Dataset rows describing interfaces:
================================

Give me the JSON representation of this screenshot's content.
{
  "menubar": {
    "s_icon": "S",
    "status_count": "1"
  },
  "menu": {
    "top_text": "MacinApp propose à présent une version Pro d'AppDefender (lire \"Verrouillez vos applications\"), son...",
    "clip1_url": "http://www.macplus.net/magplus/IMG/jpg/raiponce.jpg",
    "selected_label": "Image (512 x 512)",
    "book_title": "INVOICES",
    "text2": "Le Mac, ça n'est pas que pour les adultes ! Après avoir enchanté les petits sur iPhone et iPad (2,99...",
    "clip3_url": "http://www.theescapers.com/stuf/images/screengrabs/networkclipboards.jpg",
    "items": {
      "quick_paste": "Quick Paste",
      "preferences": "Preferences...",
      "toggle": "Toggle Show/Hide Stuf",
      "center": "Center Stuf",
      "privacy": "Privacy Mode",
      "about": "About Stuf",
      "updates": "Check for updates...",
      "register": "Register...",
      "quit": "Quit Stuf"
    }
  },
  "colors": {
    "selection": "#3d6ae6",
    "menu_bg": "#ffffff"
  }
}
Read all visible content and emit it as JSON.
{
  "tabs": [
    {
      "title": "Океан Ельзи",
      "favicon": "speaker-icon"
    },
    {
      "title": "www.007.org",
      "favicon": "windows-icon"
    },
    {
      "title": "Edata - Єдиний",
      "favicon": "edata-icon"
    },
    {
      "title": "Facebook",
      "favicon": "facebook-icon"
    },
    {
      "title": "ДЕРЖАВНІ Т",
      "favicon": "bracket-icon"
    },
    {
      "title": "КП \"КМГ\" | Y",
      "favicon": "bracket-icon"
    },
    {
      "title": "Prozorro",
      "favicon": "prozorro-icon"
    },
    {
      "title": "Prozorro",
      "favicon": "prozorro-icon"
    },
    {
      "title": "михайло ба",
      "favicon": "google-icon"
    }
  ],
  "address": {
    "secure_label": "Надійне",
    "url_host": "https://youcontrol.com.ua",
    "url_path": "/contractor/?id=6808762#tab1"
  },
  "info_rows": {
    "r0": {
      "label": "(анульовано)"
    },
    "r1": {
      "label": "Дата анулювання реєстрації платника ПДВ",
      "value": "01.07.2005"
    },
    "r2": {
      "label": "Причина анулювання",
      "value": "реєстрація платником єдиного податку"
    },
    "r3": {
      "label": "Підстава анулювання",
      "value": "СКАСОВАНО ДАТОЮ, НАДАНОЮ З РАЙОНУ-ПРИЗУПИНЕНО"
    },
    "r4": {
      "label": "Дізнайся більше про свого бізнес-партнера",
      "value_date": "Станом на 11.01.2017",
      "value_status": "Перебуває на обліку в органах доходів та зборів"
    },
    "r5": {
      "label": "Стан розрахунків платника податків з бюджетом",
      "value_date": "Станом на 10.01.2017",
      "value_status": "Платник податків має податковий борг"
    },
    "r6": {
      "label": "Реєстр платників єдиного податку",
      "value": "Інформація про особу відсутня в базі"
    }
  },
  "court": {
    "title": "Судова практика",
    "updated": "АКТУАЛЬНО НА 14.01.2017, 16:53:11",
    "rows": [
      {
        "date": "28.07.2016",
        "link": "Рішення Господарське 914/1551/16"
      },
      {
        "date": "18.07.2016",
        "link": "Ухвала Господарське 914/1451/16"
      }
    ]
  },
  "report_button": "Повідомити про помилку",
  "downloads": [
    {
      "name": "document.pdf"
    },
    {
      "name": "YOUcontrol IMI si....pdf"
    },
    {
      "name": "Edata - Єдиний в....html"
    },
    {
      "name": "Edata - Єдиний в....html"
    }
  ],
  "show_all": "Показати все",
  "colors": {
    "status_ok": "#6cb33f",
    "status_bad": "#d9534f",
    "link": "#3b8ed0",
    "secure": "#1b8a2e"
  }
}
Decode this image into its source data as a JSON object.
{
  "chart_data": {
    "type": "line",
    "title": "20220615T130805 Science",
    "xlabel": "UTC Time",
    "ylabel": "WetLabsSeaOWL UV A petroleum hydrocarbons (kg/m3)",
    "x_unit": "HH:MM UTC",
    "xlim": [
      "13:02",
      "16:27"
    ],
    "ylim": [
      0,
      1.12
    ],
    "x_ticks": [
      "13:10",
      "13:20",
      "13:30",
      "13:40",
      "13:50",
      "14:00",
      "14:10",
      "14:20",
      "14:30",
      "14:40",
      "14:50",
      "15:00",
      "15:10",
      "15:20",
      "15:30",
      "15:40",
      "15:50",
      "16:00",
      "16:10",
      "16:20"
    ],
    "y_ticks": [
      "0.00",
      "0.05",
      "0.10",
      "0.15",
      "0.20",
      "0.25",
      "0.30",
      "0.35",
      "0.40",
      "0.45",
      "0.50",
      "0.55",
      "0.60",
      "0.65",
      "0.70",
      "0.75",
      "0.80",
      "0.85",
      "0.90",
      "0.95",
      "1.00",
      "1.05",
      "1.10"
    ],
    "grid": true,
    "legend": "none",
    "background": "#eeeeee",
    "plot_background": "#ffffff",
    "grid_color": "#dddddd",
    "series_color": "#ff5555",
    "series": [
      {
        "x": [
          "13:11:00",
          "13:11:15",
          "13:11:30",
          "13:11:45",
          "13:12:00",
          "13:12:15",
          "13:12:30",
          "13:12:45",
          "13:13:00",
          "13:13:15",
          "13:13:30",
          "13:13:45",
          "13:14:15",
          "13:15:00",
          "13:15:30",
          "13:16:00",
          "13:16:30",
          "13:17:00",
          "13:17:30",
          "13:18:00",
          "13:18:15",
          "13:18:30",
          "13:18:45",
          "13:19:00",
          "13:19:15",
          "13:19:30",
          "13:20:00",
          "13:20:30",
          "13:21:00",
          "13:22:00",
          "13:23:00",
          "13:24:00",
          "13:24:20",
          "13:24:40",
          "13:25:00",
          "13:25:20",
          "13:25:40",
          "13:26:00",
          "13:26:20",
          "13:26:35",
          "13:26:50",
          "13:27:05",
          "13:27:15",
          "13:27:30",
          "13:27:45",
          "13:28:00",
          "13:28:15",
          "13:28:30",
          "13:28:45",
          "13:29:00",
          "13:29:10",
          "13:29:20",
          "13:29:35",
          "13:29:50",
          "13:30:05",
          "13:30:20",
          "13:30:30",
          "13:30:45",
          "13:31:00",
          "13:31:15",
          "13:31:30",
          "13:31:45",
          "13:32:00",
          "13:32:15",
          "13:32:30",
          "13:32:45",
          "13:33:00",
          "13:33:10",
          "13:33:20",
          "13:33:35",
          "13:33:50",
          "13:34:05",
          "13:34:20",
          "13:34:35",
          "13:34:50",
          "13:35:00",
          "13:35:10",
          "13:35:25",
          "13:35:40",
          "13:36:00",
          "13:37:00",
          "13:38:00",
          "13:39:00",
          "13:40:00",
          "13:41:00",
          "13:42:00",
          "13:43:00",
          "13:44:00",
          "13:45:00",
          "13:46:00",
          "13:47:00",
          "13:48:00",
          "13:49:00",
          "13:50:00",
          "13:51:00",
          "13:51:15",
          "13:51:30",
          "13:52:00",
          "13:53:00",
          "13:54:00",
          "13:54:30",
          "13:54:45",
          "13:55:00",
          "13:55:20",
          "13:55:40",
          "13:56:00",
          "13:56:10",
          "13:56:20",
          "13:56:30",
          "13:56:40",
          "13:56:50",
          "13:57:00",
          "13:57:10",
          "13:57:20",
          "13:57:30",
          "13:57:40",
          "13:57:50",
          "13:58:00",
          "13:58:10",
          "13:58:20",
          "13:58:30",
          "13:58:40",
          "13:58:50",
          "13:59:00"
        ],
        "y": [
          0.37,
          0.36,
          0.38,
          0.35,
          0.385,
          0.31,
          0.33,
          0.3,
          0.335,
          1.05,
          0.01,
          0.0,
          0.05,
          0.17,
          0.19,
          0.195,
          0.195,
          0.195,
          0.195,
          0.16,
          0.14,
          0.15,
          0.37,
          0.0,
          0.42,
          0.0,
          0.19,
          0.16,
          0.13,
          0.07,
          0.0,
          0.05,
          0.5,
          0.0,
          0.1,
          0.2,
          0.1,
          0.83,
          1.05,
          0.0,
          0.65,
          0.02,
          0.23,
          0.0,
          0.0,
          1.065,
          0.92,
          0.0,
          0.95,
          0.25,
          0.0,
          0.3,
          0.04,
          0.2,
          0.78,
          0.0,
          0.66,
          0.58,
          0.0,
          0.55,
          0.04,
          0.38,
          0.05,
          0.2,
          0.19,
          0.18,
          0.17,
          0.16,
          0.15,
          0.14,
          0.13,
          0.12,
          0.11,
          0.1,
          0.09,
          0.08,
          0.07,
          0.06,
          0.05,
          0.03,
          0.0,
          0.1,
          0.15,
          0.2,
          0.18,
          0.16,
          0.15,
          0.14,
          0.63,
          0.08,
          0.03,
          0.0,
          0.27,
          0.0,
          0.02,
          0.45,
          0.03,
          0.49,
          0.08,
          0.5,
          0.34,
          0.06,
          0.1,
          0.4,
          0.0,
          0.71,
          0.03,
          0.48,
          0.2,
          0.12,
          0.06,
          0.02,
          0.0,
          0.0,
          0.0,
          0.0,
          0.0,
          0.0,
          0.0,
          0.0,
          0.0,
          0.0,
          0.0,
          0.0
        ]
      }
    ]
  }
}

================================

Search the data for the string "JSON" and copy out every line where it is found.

Give me the JSON representation of this screenshot's content.
Read all visible content and emit it as JSON.
Decode this image into its source data as a JSON object.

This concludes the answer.